In Yorkshire, Louise Hammond is so concerned that shale will industrialise the landscape that she traveled to Lancashire and got arrested there to prevent it.
This is the second part of the post I recently did for MyGridGB. Only the title has changed:
The demonstrably perverse outcome of environmental opposition to UK onshore gas.
One could simply jump to the end of this post to get the point: The lowest carbon natural gas is inarguably the nearest natural gas. If the UK continues to use natural gas, as it undoubtedly will for at least the next 15 years in generation and longer in heat, why choose to use high carbon natural gas?
The carbon intensity (CI) of UK electricity generation has been studied relentlessly, but little is known about the CI of natural gas. Much of this is due to both the physical nature of gas and how the provenance of UK natural gas is hard to define at any one point in time in a dynamic, constantly evolving marketplace. This from British Gas should be updated to 2016 figures of 79 BCM, mostly due to gas replacing coal, but the trends remain broadly true:
This was originally posted at MyGridGB. Part 2, titled “The inarguably perverse outcome of environmental opposition to UK onshore gas” will be up there shortly.
Although the concept of a dynamic level of carbon intensity in electricity is well known to readers of My Grid, natural gas has been left out of the equation, much the same as natural gas has been lumped, excuse the pun, alongside coal and oil as ‘just another fossil fuel’.
Natural gas has a wide range of Carbon Intensity (CI) even within the UK gas grid. The second part of this post will demonstrate how significant that is and how onshore natural gas in the UK is not a threat to emissions but the opposite: A way forward to decarbonise, as much as possible, UK natural gas supply. But first, we have to talk about gas in general and try to understand the antipathy some UK greens have against it.
Firstly as this chart from the International Energy Agency shows, natural gas is responsible for less than 20% of world carbon emissions from energy combustion. Natural gas is not perfect. But it’s not perfectly evil either. Continue reading Are there advantages of UK onshore natural gas?
Sometime soon, the UK will import LNG produced from US shale gas. Shale gas is over 60% of all US production, and over 90% of new wells use the combination of horizontal drilling and hydraulic fracturing. It is no longer “unconventional” or “controversial” and is predicted to provide 70% of global natural gas production by 2040.
US LNG will have a carbon intensity (CI) approaching, and possibly exceeding that of coal when used in electricity generation. But gas from everywhere else – even as close as the UK North Sea- will also have a demonstrably higher CI. In short, the opposition of groups such as Friends of the Earth, Greenpeace and The Green Party to local production of UK onshore natural gas, contrary to what they strongly believe, causes significant increases in CO2 emissions on a local, national and global basis.
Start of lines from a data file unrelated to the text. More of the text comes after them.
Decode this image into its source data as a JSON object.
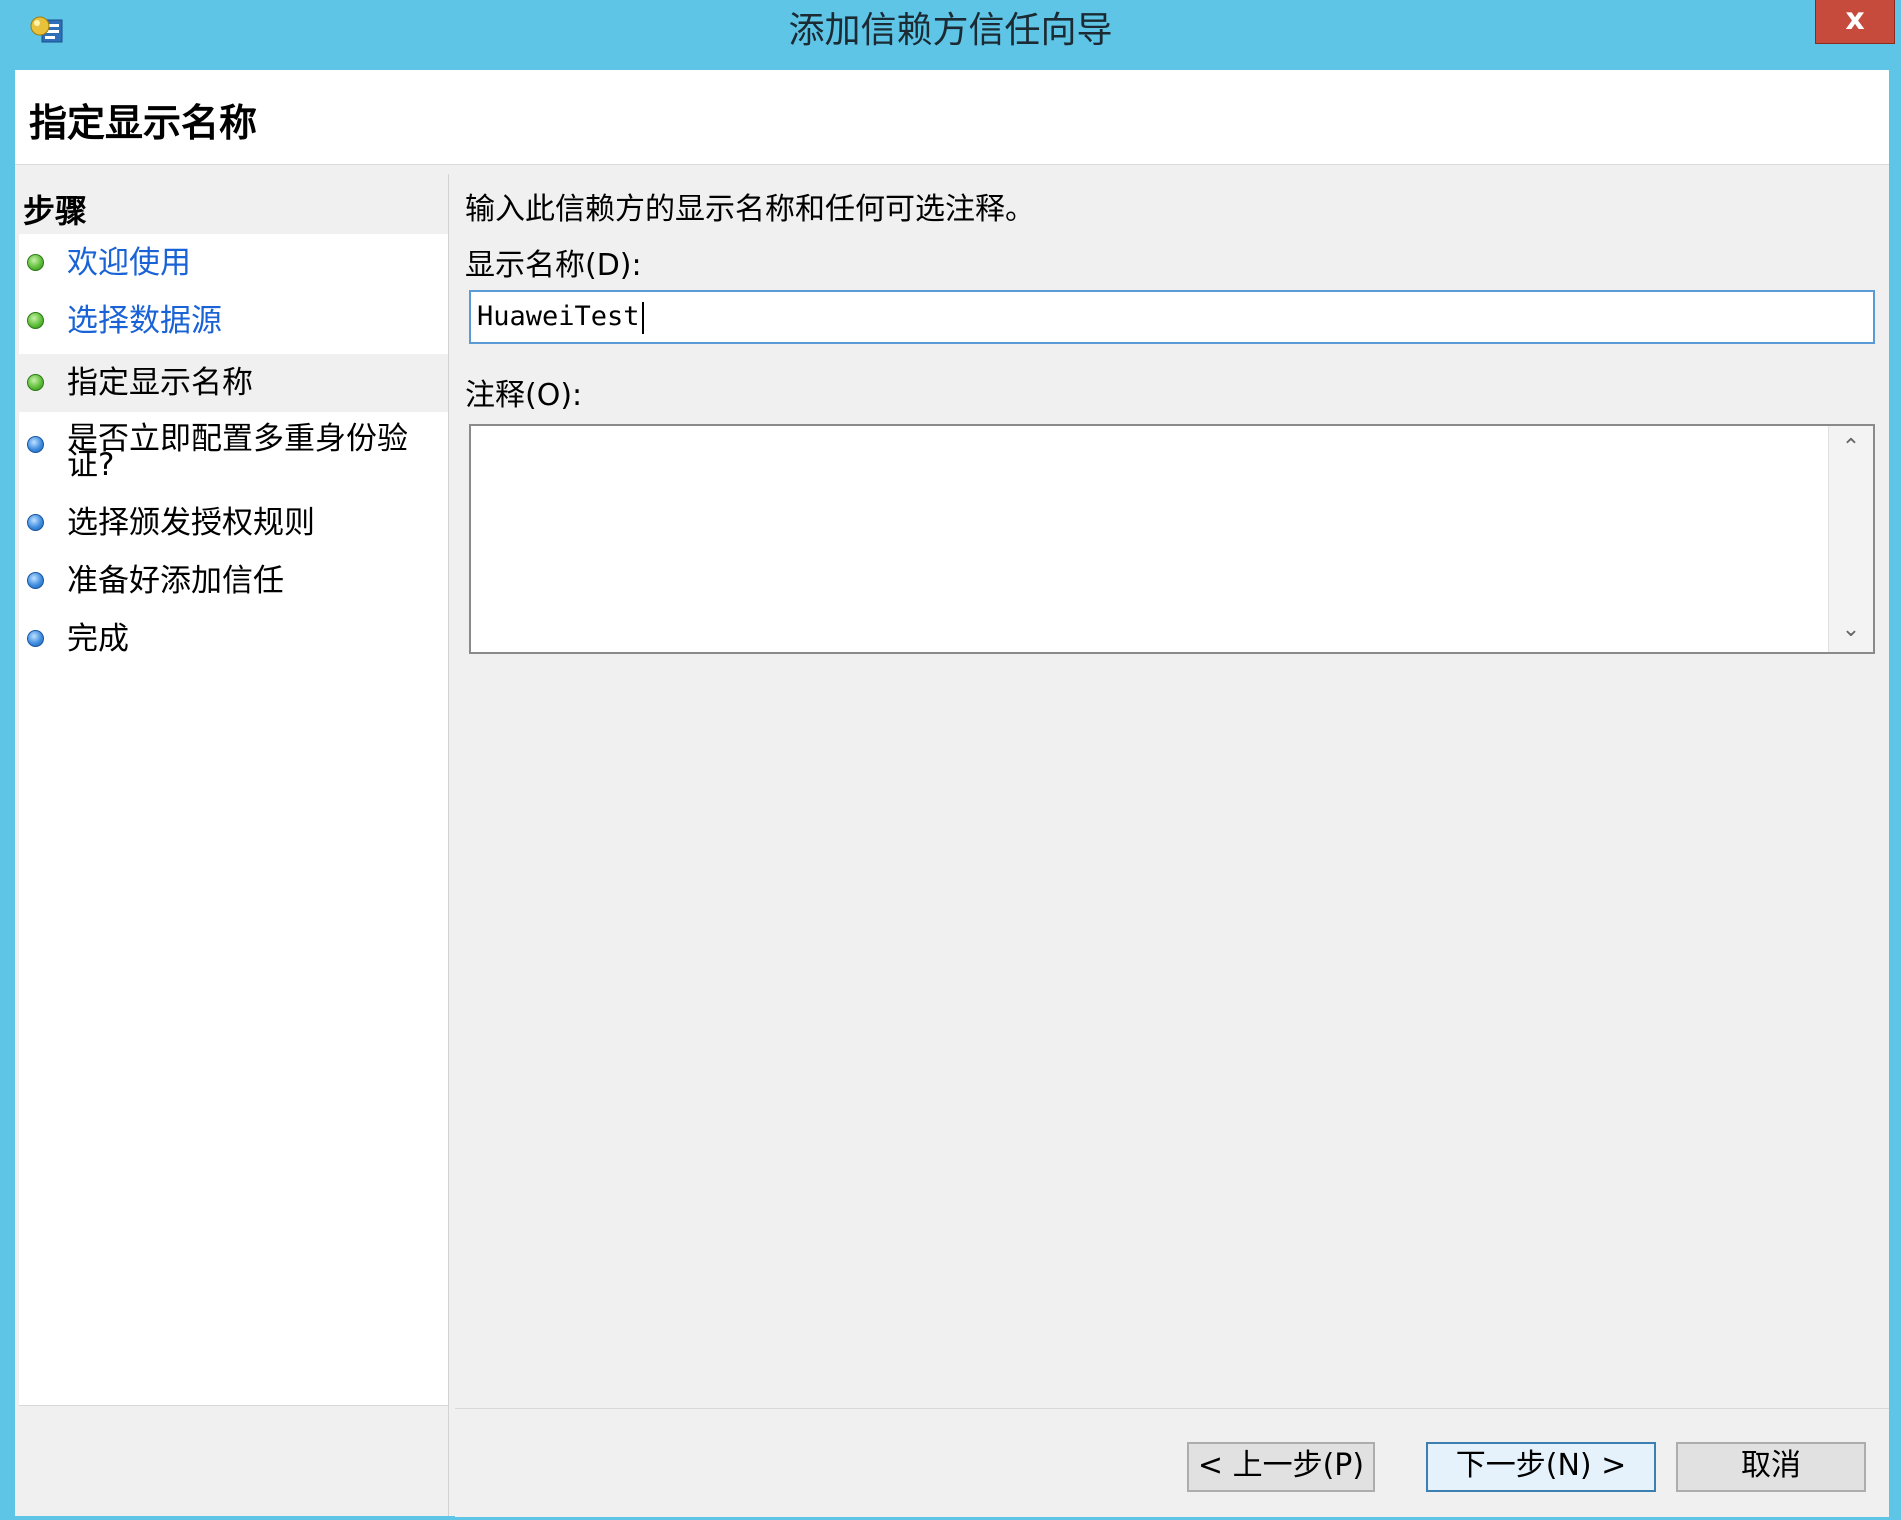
{
  "window": {
    "title": "添加信赖方信任向导",
    "close_label": "x",
    "app_icon": "adfs-wizard-icon",
    "accent_color": "#5ec5e6"
  },
  "header": {
    "page_title": "指定显示名称"
  },
  "steps": {
    "title": "步骤",
    "items": [
      {
        "label": "欢迎使用",
        "status": "green",
        "link": true
      },
      {
        "label": "选择数据源",
        "status": "green",
        "link": true
      },
      {
        "label": "指定显示名称",
        "status": "green",
        "current": true
      },
      {
        "label": "是否立即配置多重身份验证?",
        "status": "blue"
      },
      {
        "label": "选择颁发授权规则",
        "status": "blue"
      },
      {
        "label": "准备好添加信任",
        "status": "blue"
      },
      {
        "label": "完成",
        "status": "blue"
      }
    ]
  },
  "main": {
    "intro": "输入此信赖方的显示名称和任何可选注释。",
    "display_name_label": "显示名称(D):",
    "display_name_value": "HuaweiTest",
    "notes_label": "注释(O):",
    "notes_value": ""
  },
  "buttons": {
    "back": "< 上一步(P)",
    "next": "下一步(N) >",
    "cancel": "取消"
  }
}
Continue reading UK onshore natural gas is the lowest carbon natural gas possible: Shop Local First
This may not be the last post at No Hot Air, but it will be close enough. Within the next few weeks I’ll be concentrating on London Local Energy, and I may or may not have a blog there.
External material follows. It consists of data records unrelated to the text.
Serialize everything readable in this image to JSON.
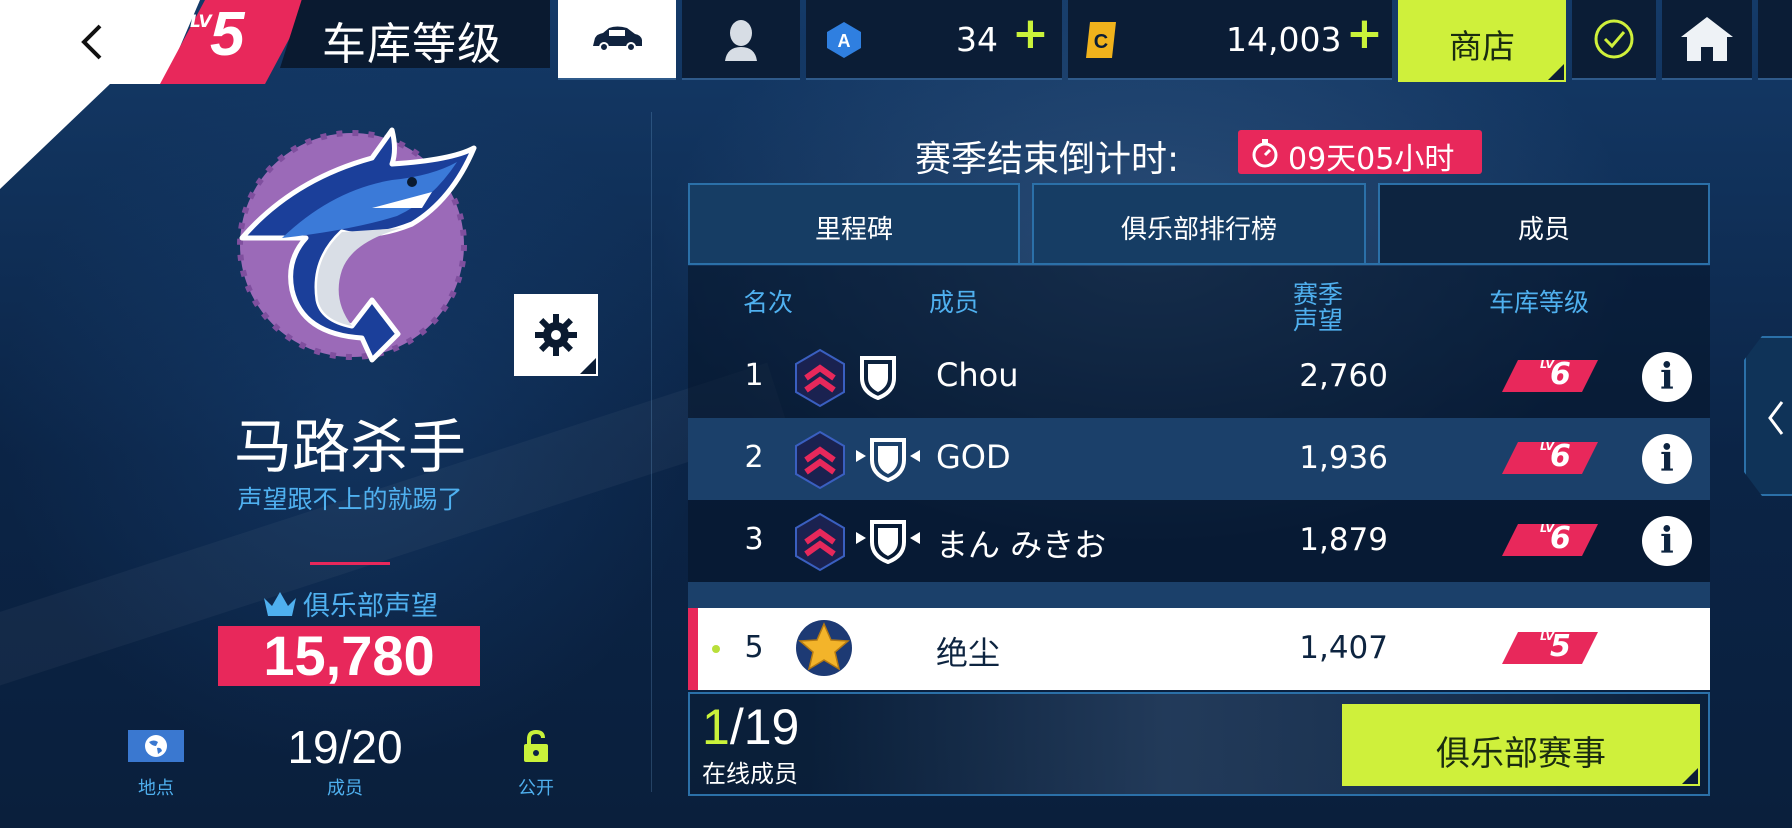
{
  "topbar": {
    "level_prefix": "LV",
    "level": "5",
    "title": "车库等级",
    "blue_currency": "34",
    "gold_currency": "14,003",
    "plus": "+",
    "shop_label": "商店"
  },
  "club": {
    "name": "马路杀手",
    "motto": "声望跟不上的就踢了",
    "reputation_label": "俱乐部声望",
    "reputation_value": "15,780",
    "location_label": "地点",
    "members_value": "19/20",
    "members_label": "成员",
    "privacy_label": "公开"
  },
  "season": {
    "countdown_label": "赛季结束倒计时:",
    "countdown_value": "09天05小时"
  },
  "tabs": [
    {
      "label": "里程碑"
    },
    {
      "label": "俱乐部排行榜"
    },
    {
      "label": "成员"
    }
  ],
  "table": {
    "headers": {
      "rank": "名次",
      "member": "成员",
      "season_rep": "赛季\n声望",
      "garage_level": "车库等级"
    },
    "rows": [
      {
        "rank": "1",
        "name": "Chou",
        "rep": "2,760",
        "level": "6"
      },
      {
        "rank": "2",
        "name": "GOD",
        "rep": "1,936",
        "level": "6"
      },
      {
        "rank": "3",
        "name": "まん みきお",
        "rep": "1,879",
        "level": "6"
      }
    ],
    "me": {
      "rank": "5",
      "name": "绝尘",
      "rep": "1,407",
      "level": "5"
    }
  },
  "bottom": {
    "online_now": "1",
    "online_total": "/19",
    "online_label": "在线成员",
    "event_button": "俱乐部赛事"
  },
  "colors": {
    "accent_red": "#e8285b",
    "accent_lime": "#cff03b",
    "label_blue": "#4fb0ef",
    "panel_navy": "#0d2440"
  }
}
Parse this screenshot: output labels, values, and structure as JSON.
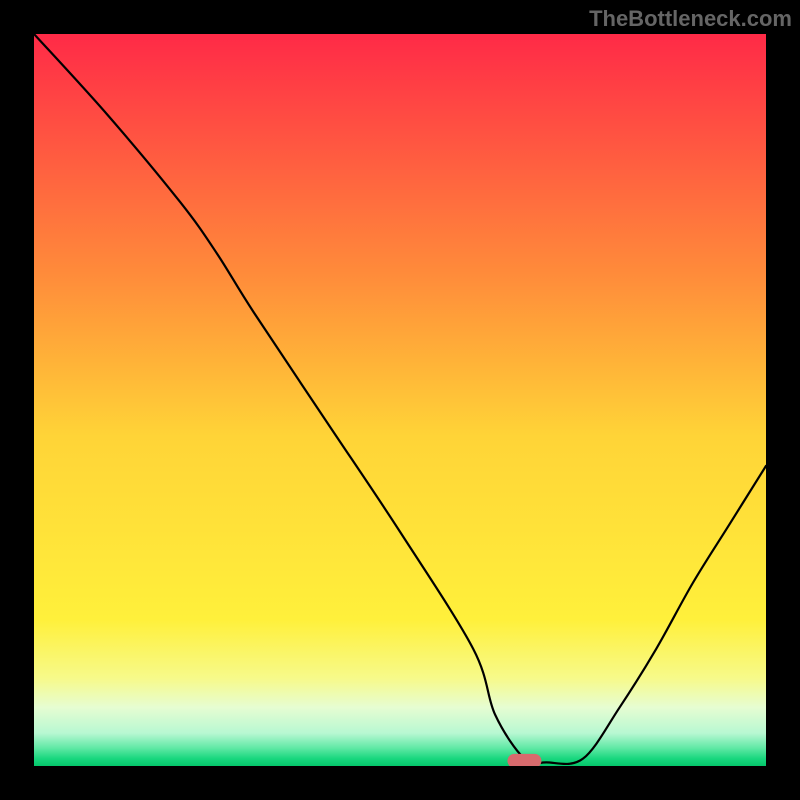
{
  "attribution": "TheBottleneck.com",
  "chart_data": {
    "type": "line",
    "title": "",
    "xlabel": "",
    "ylabel": "",
    "xlim": [
      0,
      100
    ],
    "ylim": [
      0,
      100
    ],
    "grid": false,
    "legend": false,
    "series": [
      {
        "name": "curve",
        "x": [
          0,
          10,
          20,
          25,
          30,
          40,
          50,
          60,
          63,
          67,
          70,
          75,
          80,
          85,
          90,
          95,
          100
        ],
        "y": [
          100,
          89,
          77,
          70,
          62,
          47,
          32,
          16,
          7,
          1,
          0.5,
          1,
          8,
          16,
          25,
          33,
          41
        ]
      }
    ],
    "marker": {
      "x": 67,
      "y": 0.7,
      "color": "#D76A6D"
    },
    "gradient_stops": [
      {
        "offset": 0.0,
        "color": "#FF2A47"
      },
      {
        "offset": 0.33,
        "color": "#FF8C3A"
      },
      {
        "offset": 0.55,
        "color": "#FFD437"
      },
      {
        "offset": 0.8,
        "color": "#FFF03B"
      },
      {
        "offset": 0.88,
        "color": "#F7FA8A"
      },
      {
        "offset": 0.92,
        "color": "#E6FDD2"
      },
      {
        "offset": 0.955,
        "color": "#B8F8D2"
      },
      {
        "offset": 0.975,
        "color": "#62E9A6"
      },
      {
        "offset": 0.99,
        "color": "#18D77E"
      },
      {
        "offset": 1.0,
        "color": "#05C76B"
      }
    ]
  }
}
Going through a new door is a good time to understand what has happened in the past. I’ve had a ringside seat at the greatest energy transformation since the light bulb. I’ve been here talking about shale before anyone had ever heard of Josh Fox and Gasland. I was here when the “conventional” industry said shale would never work: it was too expensive, the decline rates were too high, it was just a flash in the pan.
Here’s a story based on cultural anthropology, the study of human cultures. Culture is bottom up. The story of man is from individuals to families, to bands, to groups, to villages, to tribes, to cities to countries – and today to the world.
Deep in the Amazon rain forest there still remain uncontacted tribes, human who by choice or geography have no contact with the outside world. Some are near natural gas reserves: